Borden Park Natural Swimming Pool #2
The Borden Park Natural Swimming Pool (NSP) is the first chemical–free public outdoor pool to be built in Canada. The NSP replaces an existing pool built in the 1950s with a seasonal pavilion and landscaped pool precinct for the activities of 400 swimmers. At the NSP, the challenge of water quality control, essential to any public bathing facility, is compounded by the scale and the technical demands required to achieve an environmentally healthy and natural filtration process. gh3* married the technologies that cleanse water through stone, gravel, sand, and botanic filtering processes with a materials-oriented concept to achieve a rigorous technically and aesthetically integrated design.
At the NSP, the fundamental conceptual connection between the technical demands and the design is realized through relationships between the materiality of built enclosure and the landscape elements. The dark limestone and steel of the gabion wall construction defines the enclosure’s vertical dimension as filter-like or breathable, as granular and porous. The pool precinct is defined by a planar landscape where flush to surface detailing creates seamless interfaces among sandy beach, the concrete pool perimeter and wood decking.
The gabion walls of the low rectilinear building terminate with a lid-like flat roof that frames the tree-canopy of the Park beyond and enhances the sensation of open–sky spaciousness within the pool precinct. At the discrete level of user experience the elemental treatment of form and materials enables ease of movement through functional aspects of the building while it enriches the narrative experience of moving through the bathing landscape. The swimming program includes a children’s pool, a deep pool, on–deck outdoor showers, a sandy beach, picnic areas, and spaces for other pool related recreational activities. The juxtaposition of the constructed elements invokes comparisons with the geology of the North Saskatchewan River and the flat topography of the prairie lands edge.
The rigor brought to a seasonal architecture enclosing family change rooms, showers, washrooms, staff areas and the water filtration mechanisms takes a cue from the two mid–century modernist style pool buildings that remain on site. Built in the 1950s, these extant buildings define the southwest edge of the pool precinct and connect the new to a century old cultural heritage.
NSP is a balanced ecosystem where plant materials, microorganisms, and nutrients come together within a gravel and sand filtering process to create living water. This is an unsterilized, chemical– and disinfectant–free filtering system in which isolating membranes contain water as it circulates and is cleansed by means of a natural process, which takes place at the north end of the pool precinct. On deck, water passes through a sand and stone submersive pond and a planted hydrobotanic pond. Adjacent to these ponds, a granular filter PO4 adsorption unit is enclosed by the gabion walls continuous with the building. There is no soil involved in this process. Filtration is achieved in two ways: by means of a biological–mechanical system or the constructed wetland and gravel filter, and in–situ, with zooplankton.

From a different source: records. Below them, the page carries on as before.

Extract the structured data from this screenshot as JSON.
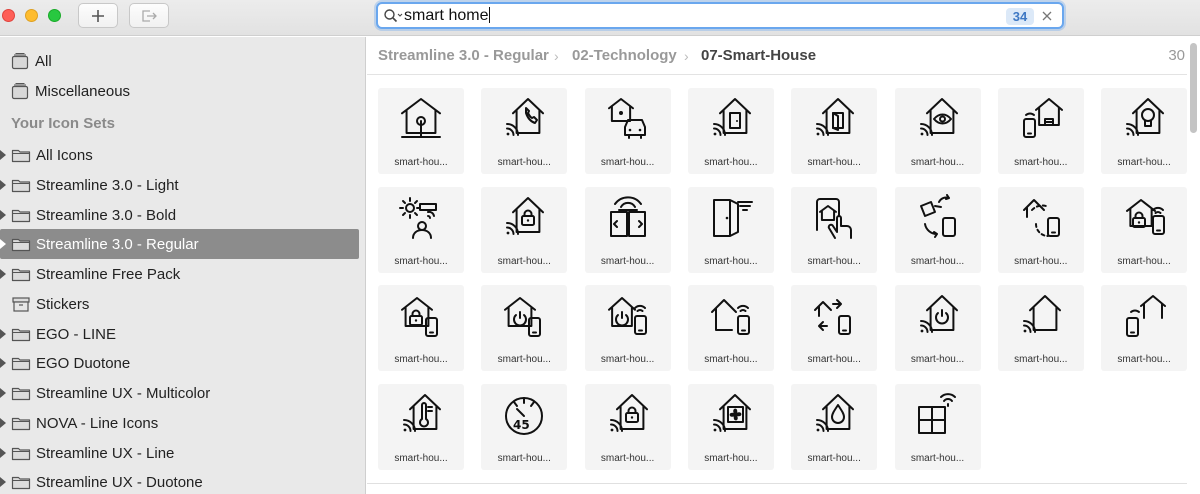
{
  "toolbar": {
    "add_icon": "plus-icon",
    "export_icon": "export-icon"
  },
  "search": {
    "value": "smart home",
    "count": "34"
  },
  "sidebar": {
    "top_items": [
      {
        "label": "All",
        "icon": "stack-icon"
      },
      {
        "label": "Miscellaneous",
        "icon": "stack-icon"
      }
    ],
    "section_header": "Your Icon Sets",
    "sets": [
      {
        "label": "All Icons",
        "icon": "folder-icon",
        "selected": false
      },
      {
        "label": "Streamline 3.0 - Light",
        "icon": "folder-icon",
        "selected": false
      },
      {
        "label": "Streamline 3.0 - Bold",
        "icon": "folder-icon",
        "selected": false
      },
      {
        "label": "Streamline 3.0 - Regular",
        "icon": "folder-icon",
        "selected": true
      },
      {
        "label": "Streamline Free Pack",
        "icon": "folder-icon",
        "selected": false
      },
      {
        "label": "Stickers",
        "icon": "archive-box-icon",
        "selected": false
      },
      {
        "label": "EGO - LINE",
        "icon": "folder-icon",
        "selected": false
      },
      {
        "label": "EGO Duotone",
        "icon": "folder-icon",
        "selected": false
      },
      {
        "label": "Streamline UX - Multicolor",
        "icon": "folder-icon",
        "selected": false
      },
      {
        "label": "NOVA - Line Icons",
        "icon": "folder-icon",
        "selected": false
      },
      {
        "label": "Streamline UX - Line",
        "icon": "folder-icon",
        "selected": false
      },
      {
        "label": "Streamline UX - Duotone",
        "icon": "folder-icon",
        "selected": false
      }
    ]
  },
  "breadcrumb": {
    "items": [
      "Streamline 3.0 - Regular",
      "02-Technology",
      "07-Smart-House"
    ],
    "count": "30"
  },
  "icons": [
    {
      "caption": "smart-hou...",
      "icon": "smart-house-icon"
    },
    {
      "caption": "smart-hou...",
      "icon": "smart-house-phone-wifi-icon"
    },
    {
      "caption": "smart-hou...",
      "icon": "smart-house-garage-car-icon"
    },
    {
      "caption": "smart-hou...",
      "icon": "smart-house-door-wifi-icon"
    },
    {
      "caption": "smart-hou...",
      "icon": "smart-house-door-open-wifi-icon"
    },
    {
      "caption": "smart-hou...",
      "icon": "smart-house-eye-wifi-icon"
    },
    {
      "caption": "smart-hou...",
      "icon": "smart-house-phone-garage-icon"
    },
    {
      "caption": "smart-hou...",
      "icon": "smart-house-light-bulb-icon"
    },
    {
      "caption": "smart-hou...",
      "icon": "smart-house-sensor-person-icon"
    },
    {
      "caption": "smart-hou...",
      "icon": "smart-house-lock-wifi-icon"
    },
    {
      "caption": "smart-hou...",
      "icon": "smart-house-door-code-icon"
    },
    {
      "caption": "smart-hou...",
      "icon": "smart-house-door-signal-icon"
    },
    {
      "caption": "smart-hou...",
      "icon": "smart-house-touch-icon"
    },
    {
      "caption": "smart-hou...",
      "icon": "smart-house-camera-sync-icon"
    },
    {
      "caption": "smart-hou...",
      "icon": "smart-house-phone-sync-icon"
    },
    {
      "caption": "smart-hou...",
      "icon": "smart-house-lock-phone-signal-icon"
    },
    {
      "caption": "smart-hou...",
      "icon": "smart-house-lock-phone-icon"
    },
    {
      "caption": "smart-hou...",
      "icon": "smart-house-power-phone-icon"
    },
    {
      "caption": "smart-hou...",
      "icon": "smart-house-power-phone-signal-icon"
    },
    {
      "caption": "smart-hou...",
      "icon": "smart-house-phone-signal-icon"
    },
    {
      "caption": "smart-hou...",
      "icon": "smart-house-phone-arrows-icon"
    },
    {
      "caption": "smart-hou...",
      "icon": "smart-house-power-wifi-icon"
    },
    {
      "caption": "smart-hou...",
      "icon": "smart-house-wifi-icon"
    },
    {
      "caption": "smart-hou...",
      "icon": "smart-house-phone-outline-icon"
    },
    {
      "caption": "smart-hou...",
      "icon": "smart-house-temperature-wifi-icon"
    },
    {
      "caption": "smart-hou...",
      "icon": "smart-house-timer-45-icon"
    },
    {
      "caption": "smart-hou...",
      "icon": "smart-house-padlock-wifi-icon"
    },
    {
      "caption": "smart-hou...",
      "icon": "smart-house-fan-wifi-icon"
    },
    {
      "caption": "smart-hou...",
      "icon": "smart-house-water-wifi-icon"
    },
    {
      "caption": "smart-hou...",
      "icon": "smart-house-window-signal-icon"
    }
  ],
  "timer_label": "45",
  "colors": {
    "selected_row": "#8c8c8c",
    "search_focus": "#6aa7ee",
    "count_badge_bg": "#dce9f8",
    "count_badge_text": "#3e78c4"
  }
}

The Borden Park Natural Swimming Pool is indicative of the City of Edmonton’s exemplary leadership and recognition of the civic importance of architectural excellence in the building of public infrastructure. Borden Park has evolved over the last century as a place of shared outdoor recreational activities, as a destination for family gatherings, for outdoor bathing since 1924, as well playing host to a zoo and at times fairground events. Borden Park holds immense civic value and social significance for the surrounding communities and for North–East Edmonton. The NSP contributes a signature landmark element within the on–going transformations of the historic landscape of the Park.
Client: City of Edmonton
Location: Edmonton AB
gh3* Team: Pat Hanson, Raymond Chow, John McKenna, DaeHee Kim, Joel Di Giacomo, Bernard Jin, Nicholas Callies
2014 Canadian Architect Award of Excellence